==== Data extract ====
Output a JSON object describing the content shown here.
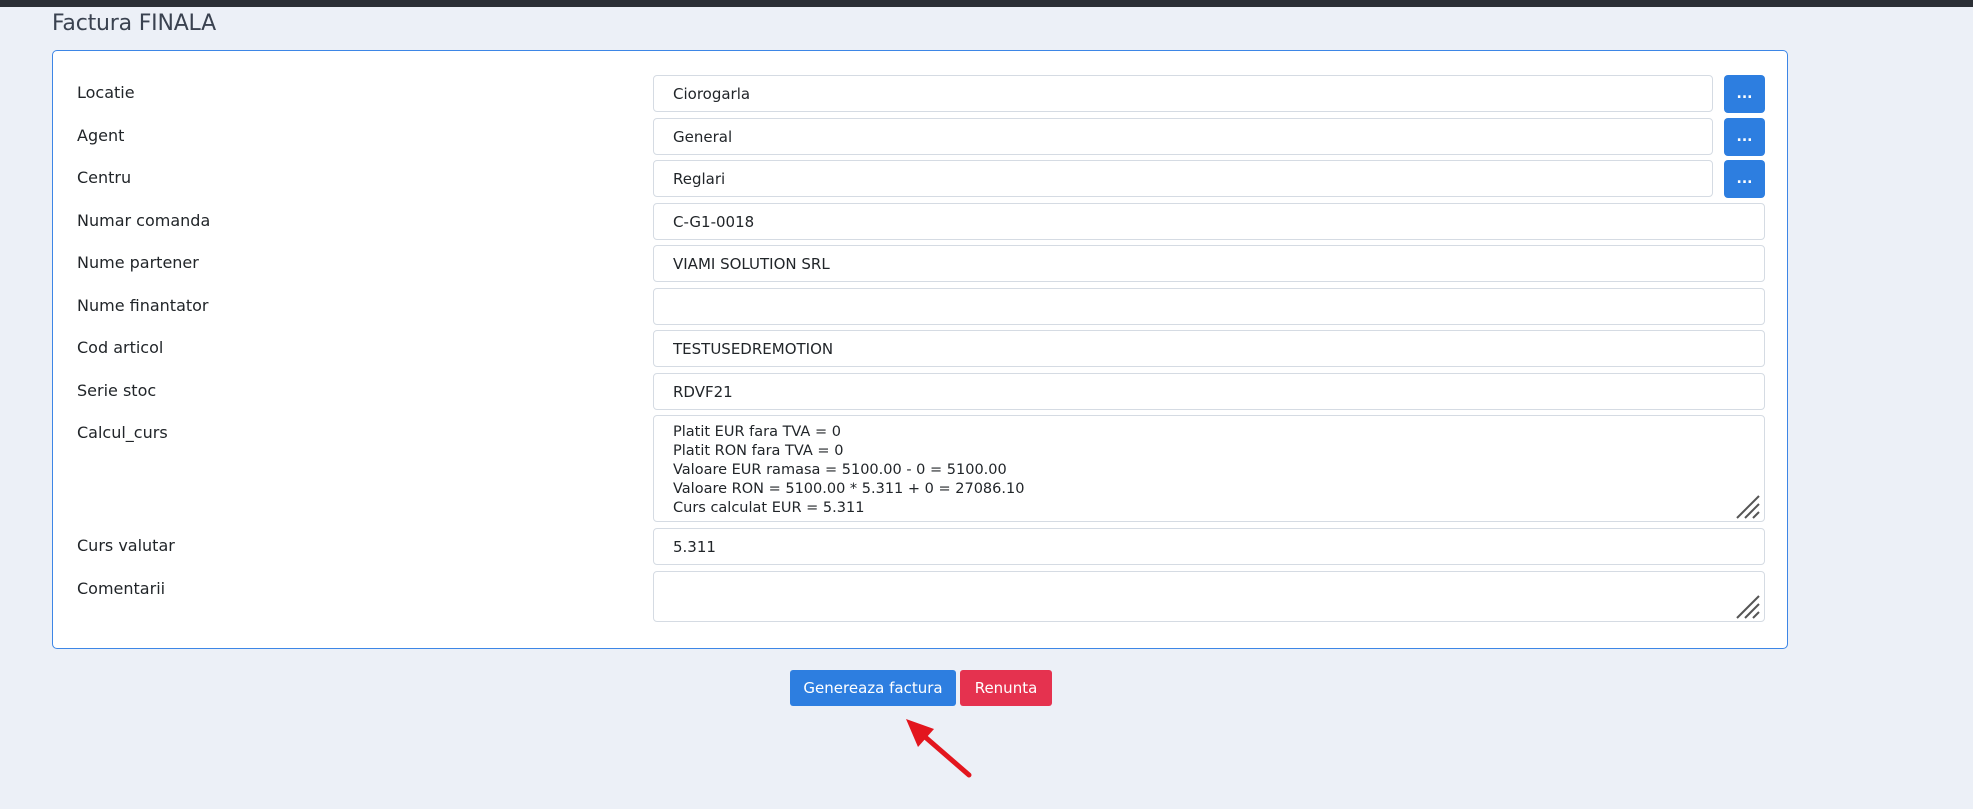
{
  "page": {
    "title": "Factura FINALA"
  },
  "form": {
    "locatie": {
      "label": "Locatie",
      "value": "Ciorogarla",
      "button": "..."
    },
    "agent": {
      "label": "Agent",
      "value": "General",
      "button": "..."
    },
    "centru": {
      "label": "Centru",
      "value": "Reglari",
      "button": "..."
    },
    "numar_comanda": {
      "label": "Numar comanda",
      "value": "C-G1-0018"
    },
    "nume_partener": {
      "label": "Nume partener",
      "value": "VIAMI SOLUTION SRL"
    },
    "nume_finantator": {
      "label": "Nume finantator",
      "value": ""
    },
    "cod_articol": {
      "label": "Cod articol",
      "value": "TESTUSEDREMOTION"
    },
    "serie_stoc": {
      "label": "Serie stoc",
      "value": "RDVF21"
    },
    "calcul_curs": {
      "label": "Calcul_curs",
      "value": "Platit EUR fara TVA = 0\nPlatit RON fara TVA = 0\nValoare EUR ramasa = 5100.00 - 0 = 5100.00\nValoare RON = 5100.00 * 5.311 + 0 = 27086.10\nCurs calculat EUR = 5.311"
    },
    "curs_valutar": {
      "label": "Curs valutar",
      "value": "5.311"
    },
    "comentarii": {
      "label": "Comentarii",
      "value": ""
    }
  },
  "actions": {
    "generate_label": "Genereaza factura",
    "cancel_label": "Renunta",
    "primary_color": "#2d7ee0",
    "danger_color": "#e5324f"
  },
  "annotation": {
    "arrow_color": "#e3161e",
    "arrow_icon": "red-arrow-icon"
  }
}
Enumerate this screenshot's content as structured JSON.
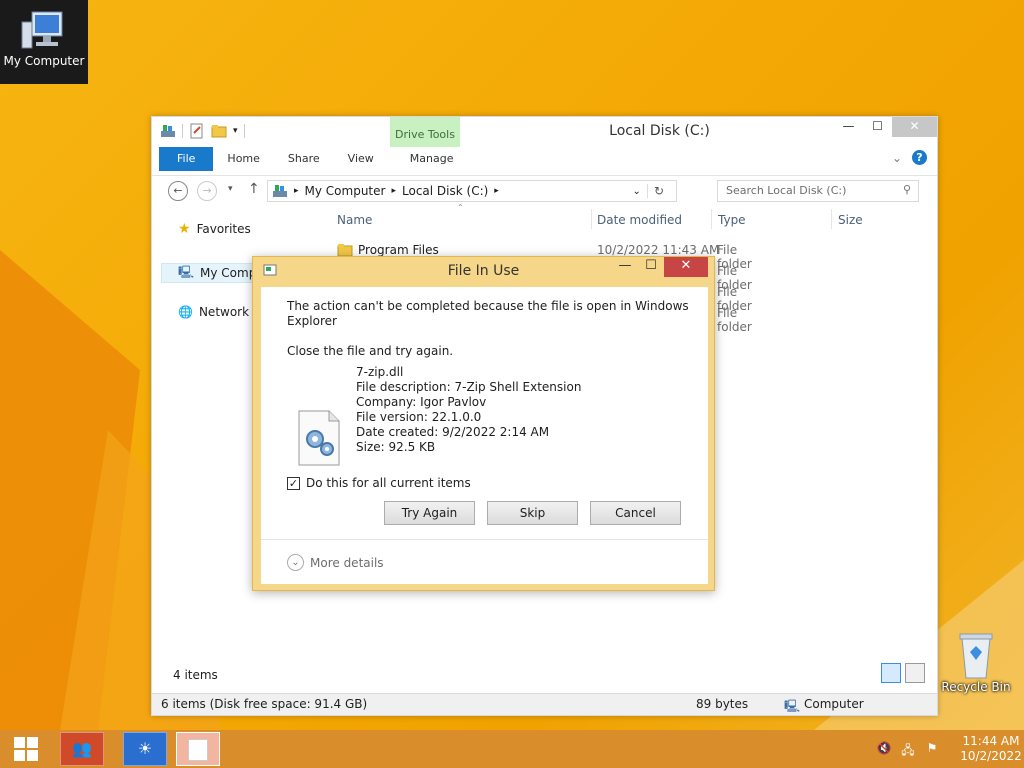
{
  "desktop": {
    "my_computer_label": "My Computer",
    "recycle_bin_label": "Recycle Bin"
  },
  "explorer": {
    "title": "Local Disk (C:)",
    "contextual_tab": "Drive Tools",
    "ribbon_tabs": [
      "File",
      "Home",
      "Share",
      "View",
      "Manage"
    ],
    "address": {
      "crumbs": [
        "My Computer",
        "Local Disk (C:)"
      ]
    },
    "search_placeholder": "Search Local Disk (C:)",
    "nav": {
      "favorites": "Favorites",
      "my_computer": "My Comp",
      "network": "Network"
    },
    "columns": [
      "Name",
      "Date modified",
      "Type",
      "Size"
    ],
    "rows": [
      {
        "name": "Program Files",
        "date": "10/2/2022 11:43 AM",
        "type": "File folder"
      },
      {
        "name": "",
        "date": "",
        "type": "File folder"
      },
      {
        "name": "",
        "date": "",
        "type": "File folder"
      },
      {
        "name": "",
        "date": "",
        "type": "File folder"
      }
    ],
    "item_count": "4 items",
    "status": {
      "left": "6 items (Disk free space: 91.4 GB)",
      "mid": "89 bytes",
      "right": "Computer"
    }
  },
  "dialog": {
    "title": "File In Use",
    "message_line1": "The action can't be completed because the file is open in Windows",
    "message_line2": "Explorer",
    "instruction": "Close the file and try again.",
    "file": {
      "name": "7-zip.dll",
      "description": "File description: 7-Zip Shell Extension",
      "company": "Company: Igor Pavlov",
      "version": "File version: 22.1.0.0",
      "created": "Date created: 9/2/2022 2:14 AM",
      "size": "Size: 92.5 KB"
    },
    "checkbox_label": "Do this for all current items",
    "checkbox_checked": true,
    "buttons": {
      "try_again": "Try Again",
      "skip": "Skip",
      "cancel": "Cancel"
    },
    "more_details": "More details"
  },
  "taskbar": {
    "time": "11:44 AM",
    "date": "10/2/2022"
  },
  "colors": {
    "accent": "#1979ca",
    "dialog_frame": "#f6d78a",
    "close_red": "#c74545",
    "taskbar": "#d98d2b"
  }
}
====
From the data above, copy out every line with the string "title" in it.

    "title": "Factura FINALA"
    "title": "Local Disk (C:)",
    "title": "File In Use",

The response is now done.